Fall 2018 - BPK 340 D100

Active Health: Behavior and Promotion (3)

Class Number: 4862

Delivery Method: In Person


  • Course Times + Location:

    Sep 4 – Dec 3, 2018: Tue, 8:30–11:20 a.m.

  • Exam Times + Location:

    Dec 10, 2018
    Mon, 12:00–3:00 p.m.

  • Prerequisites:

    BPK 142, STAT 201 (or PSYC 201). Recommended: BPK 140.



Relationships among health, physical activity, and other health-associated behaviors are examined. In addition, the theories and models of health behavior, in the context of intervention and promotion strategies, are discussed. Pertinent background information is provided, concerning the influence of fitness on various disease states, as well as the epidemiology of health and exercise behaviors.


13 weeks 3 hours class per week

Lecture topics:

  • Models of behavior change
  • Motivation
  • Environmental influences of behavior
  • Correlates of health behavior
  • Health Surveillance
  • Social Marketing
  • Health Promotion
  • Campaigns Persuasion
  • Values and norms
  • Ecological models
  • Built environment and physical activity    


At the end of this course, students will be able to:

  1. Recognize how health promotion principles are applied to improve health at the individual, community and society levels.
  2. Predict factors which influence people’s motives for making health behavior choices.
  3. Select and integrate information from various sources including academic and grey literature, health surveys, community resources, and personally collected data to answer questions related to health promotion.
  4. Plan strategies to influence health behavior at the individual, community and society levels.
  5. Demonstrate effective written and oral communication skills directed at health promotion.


  • Quizzes: one quiz every two weeks; average of the best five of six quizzes 30%
  • Take home assignments (four assignments, worth 5, 10 or 15%) (some have choice of group work) 40%
  • Final examination (three hours, comprehensive) 30%


Course style:

  • Guided independent learning rather than passive absorption of wisdom from the expert
  • Heavy emphasis on learning by doing: in-class written activities solo or in small groups, discussion, demonstration, and oral presentation.
  • Active participation is expected.
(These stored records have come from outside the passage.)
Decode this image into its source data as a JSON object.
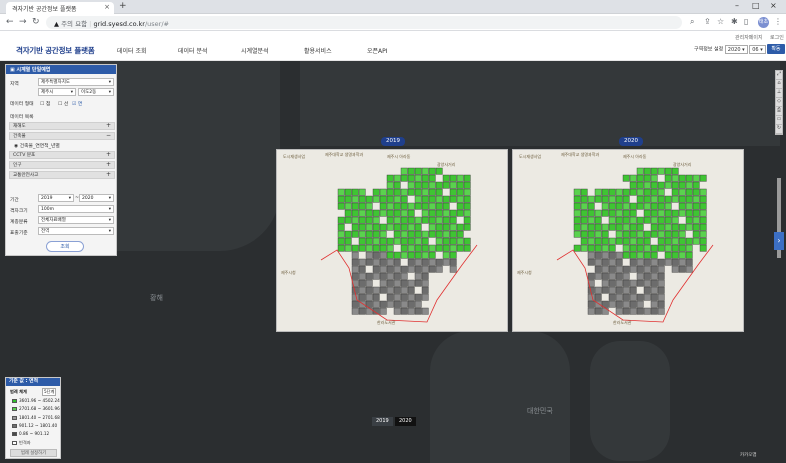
{
  "browser": {
    "tab_title": "격자기반 공간정보 플랫폼",
    "url_warning": "주의 요함",
    "url_host": "grid.syesd.co.kr",
    "url_path": "/user/#",
    "profile_initials": "태초"
  },
  "header": {
    "util_left": "관리자페이지",
    "util_right": "로그인",
    "logo": "격자기반 공간정보 플랫폼",
    "menu": [
      "데이터 조회",
      "데이터 분석",
      "시계열분석",
      "활용서비스",
      "오픈API"
    ],
    "date_label": "구역정보 설정",
    "date_year": "2020",
    "date_month": "06",
    "move_button": "확동"
  },
  "panel": {
    "title": "시계열 단일예엽",
    "region_label": "지역",
    "region_value": "제주특별자치도",
    "region_city": "제주시",
    "region_dong": "이도2동",
    "data_type_label": "데이터 형태",
    "opt_point": "점",
    "opt_line": "선",
    "opt_area": "면",
    "data_list_label": "데이터 목록",
    "sections": [
      "재해도",
      "건축물",
      "CCTV 분포",
      "인구",
      "교통안전사고"
    ],
    "building_item": "건축물_연면적_년별",
    "period_label": "기간",
    "period_from": "2019",
    "period_to": "2020",
    "grid_size_label": "격자크기",
    "grid_size_value": "100m",
    "classify_label": "계층분류",
    "classify_value": "전체자료배열",
    "display_label": "표출기준",
    "display_value": "전역",
    "search_button": "조회"
  },
  "maps": {
    "left_year": "2019",
    "right_year": "2020",
    "poi_labels": [
      "도시재생사업",
      "제주시청",
      "제주대학교 생명과학과",
      "제주시 아라동",
      "광양사거리",
      "한라도서관"
    ]
  },
  "map_labels": {
    "ocean_west": "황해",
    "ocean_east": "대한민국"
  },
  "legend": {
    "title": "기준 값 : 면적",
    "class_label": "범례 체계",
    "class_value": "5단계",
    "items": [
      {
        "range": "3601.96 ~ 4502.24",
        "color": "#2fc22a"
      },
      {
        "range": "2701.68 ~ 3601.96",
        "color": "#56d04d"
      },
      {
        "range": "1801.40 ~ 2701.68",
        "color": "#9a9a9a"
      },
      {
        "range": "901.12 ~ 1801.40",
        "color": "#6f6f6f"
      },
      {
        "range": "0.86 ~ 901.12",
        "color": "#4a4a4a"
      },
      {
        "range": "빈격자",
        "color": "#ffffff"
      }
    ],
    "footer_button": "범례 설정하기"
  },
  "timeline": [
    "2019",
    "2020"
  ],
  "map_credit": "카카오맵"
}
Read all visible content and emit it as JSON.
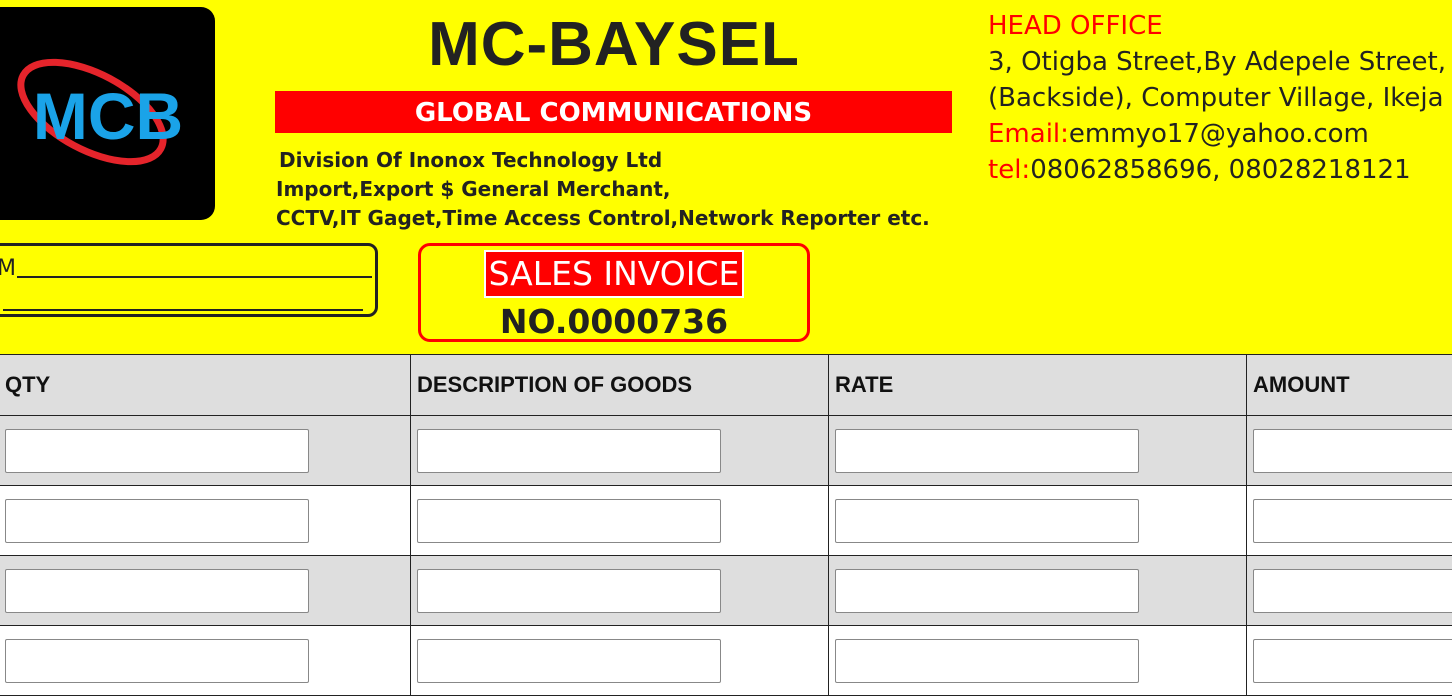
{
  "logo": {
    "text": "MCB"
  },
  "brand": {
    "title": "MC-BAYSEL",
    "band": "GLOBAL COMMUNICATIONS",
    "lines": [
      "Division Of Inonox Technology Ltd",
      "Import,Export $ General Merchant,",
      "CCTV,IT Gaget,Time Access Control,Network Reporter etc."
    ]
  },
  "office": {
    "heading": "HEAD OFFICE",
    "address1": "3, Otigba Street,By Adepele Street,",
    "address2": "(Backside), Computer Village, Ikeja",
    "email_label": "Email:",
    "email_value": "emmyo17@yahoo.com",
    "tel_label": "tel:",
    "tel_value": "08062858696, 08028218121"
  },
  "customer": {
    "label": "M"
  },
  "invoice": {
    "title": "SALES INVOICE",
    "number": "NO.0000736"
  },
  "table": {
    "headers": [
      "QTY",
      "DESCRIPTION OF GOODS",
      "RATE",
      "AMOUNT"
    ],
    "rows": [
      {
        "qty": "",
        "description": "",
        "rate": "",
        "amount": ""
      },
      {
        "qty": "",
        "description": "",
        "rate": "",
        "amount": ""
      },
      {
        "qty": "",
        "description": "",
        "rate": "",
        "amount": ""
      },
      {
        "qty": "",
        "description": "",
        "rate": "",
        "amount": ""
      }
    ]
  },
  "colors": {
    "background": "#ffff00",
    "accent": "#ff0000",
    "logo_blue": "#1aa3e8"
  }
}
Texting, Internet surfing, crossword puzzling, etc. during class are discouraged.  



Course Ware (a collection of assigned readings) will be available for sale at the Bookstore. This is the SAME edition used in Fall 2014, Summer and Fall 2015, all of 2016 and Spring 2017 and 2018. It is substantially different than other editions.
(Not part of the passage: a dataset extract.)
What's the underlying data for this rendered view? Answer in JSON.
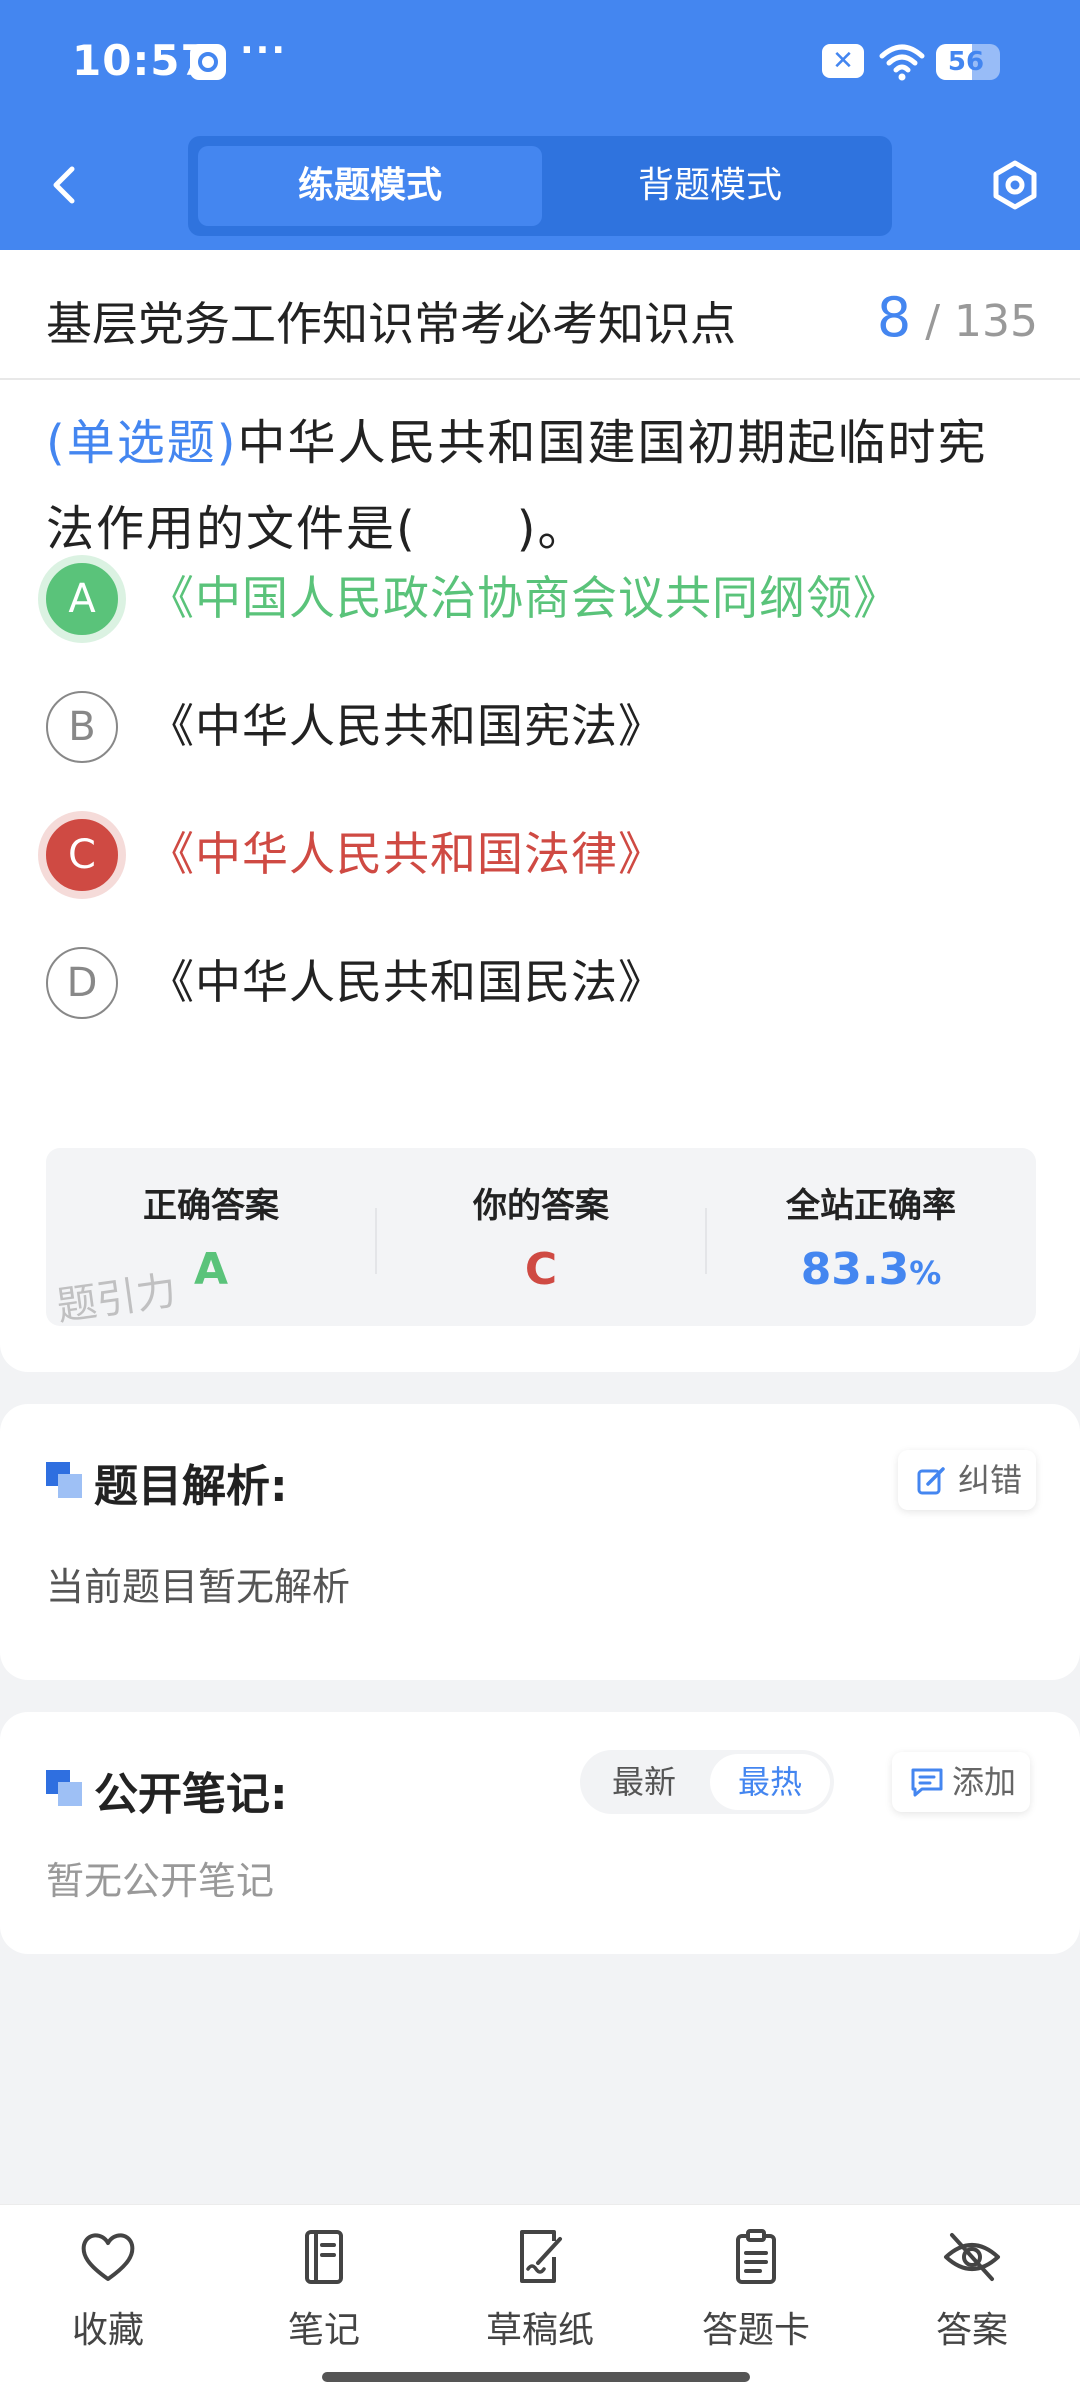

Department Undergraduate Notes:

It is the responsibility of the student to keep their BPK course outlines if they plan on furthering their education.
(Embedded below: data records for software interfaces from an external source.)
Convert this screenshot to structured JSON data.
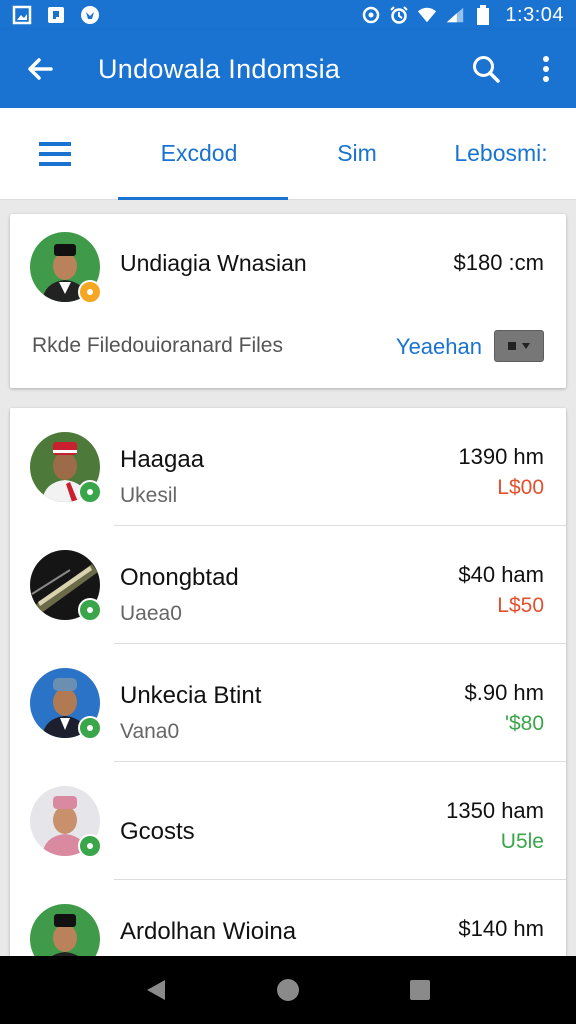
{
  "status_bar": {
    "time": "1:3:04"
  },
  "app_bar": {
    "title": "Undowala Indomsia"
  },
  "tabs": [
    {
      "label": "Excdod",
      "active": true
    },
    {
      "label": "Sim",
      "active": false
    },
    {
      "label": "Lebosmi:",
      "active": false
    }
  ],
  "top_card": {
    "name": "Undiagia Wnasian",
    "amount": "$180 :cm",
    "subtitle": "Rkde Filedouioranard Files",
    "link": "Yeaehan",
    "badge_color": "#f5a623"
  },
  "list": [
    {
      "name": "Haagaa",
      "subtitle": "Ukesil",
      "amount": "1390 hm",
      "status": "L$00",
      "status_color": "#e2512f",
      "badge_color": "#3aa64a"
    },
    {
      "name": "Onongbtad",
      "subtitle": "Uaea0",
      "amount": "$40 ham",
      "status": "L$50",
      "status_color": "#e2512f",
      "badge_color": "#3aa64a"
    },
    {
      "name": "Unkecia Btint",
      "subtitle": "Vana0",
      "amount": "$.90 hm",
      "status": "'$80",
      "status_color": "#3aa64a",
      "badge_color": "#3aa64a"
    },
    {
      "name": "Gcosts",
      "subtitle": "",
      "amount": "1350 ham",
      "status": "U5le",
      "status_color": "#3aa64a",
      "badge_color": "#3aa64a"
    },
    {
      "name": "Ardolhan Wioina",
      "subtitle": "",
      "amount": "$140 hm",
      "status": "",
      "status_color": "#e8c22a",
      "badge_color": "#3aa64a"
    }
  ],
  "colors": {
    "primary": "#1a73d1",
    "negative": "#e2512f",
    "positive": "#3aa64a"
  }
}
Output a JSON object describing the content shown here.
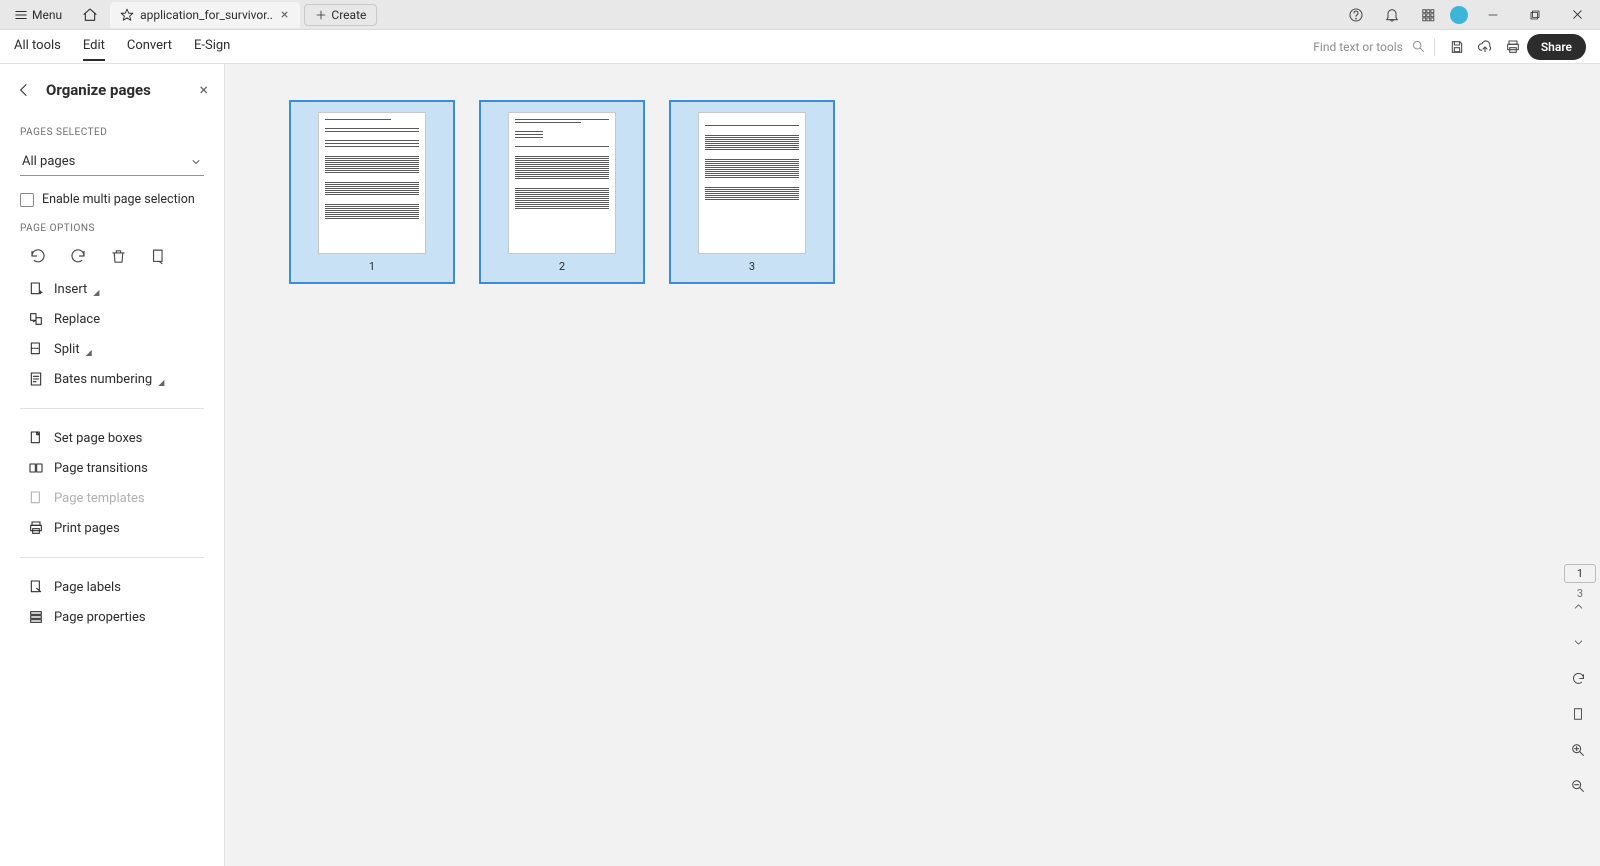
{
  "titlebar": {
    "menu_label": "Menu",
    "tab_title": "application_for_survivor..",
    "create_label": "Create"
  },
  "toolbar": {
    "tabs": {
      "all_tools": "All tools",
      "edit": "Edit",
      "convert": "Convert",
      "esign": "E-Sign"
    },
    "find_placeholder": "Find text or tools",
    "share_label": "Share"
  },
  "sidebar": {
    "title": "Organize pages",
    "section_pages_selected": "Pages Selected",
    "select_value": "All pages",
    "enable_multi": "Enable multi page selection",
    "section_page_options": "Page Options",
    "items": {
      "insert": "Insert",
      "replace": "Replace",
      "split": "Split",
      "bates": "Bates numbering",
      "set_page_boxes": "Set page boxes",
      "page_transitions": "Page transitions",
      "page_templates": "Page templates",
      "print_pages": "Print pages",
      "page_labels": "Page labels",
      "page_properties": "Page properties"
    }
  },
  "pages": {
    "p1": "1",
    "p2": "2",
    "p3": "3"
  },
  "right_rail": {
    "current_page": "1",
    "total_pages": "3"
  }
}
Registrar Notes:

SFU’s Academic Integrity web site http://students.sfu.ca/academicintegrity.html is filled with information on what is meant by academic dishonesty, where you can find resources to help with your studies and the consequences of cheating.  Check out the site for more information and videos that help explain the issues in plain English.

Each student is responsible for his or her conduct as it affects the University community.  Academic dishonesty, in whatever form, is ultimately destructive of the values of the University. Furthermore, it is unfair and discouraging to the majority of students who pursue their studies honestly. Scholarly integrity is required of all members of the University. http://www.sfu.ca/policies/gazette/student/s10-01.html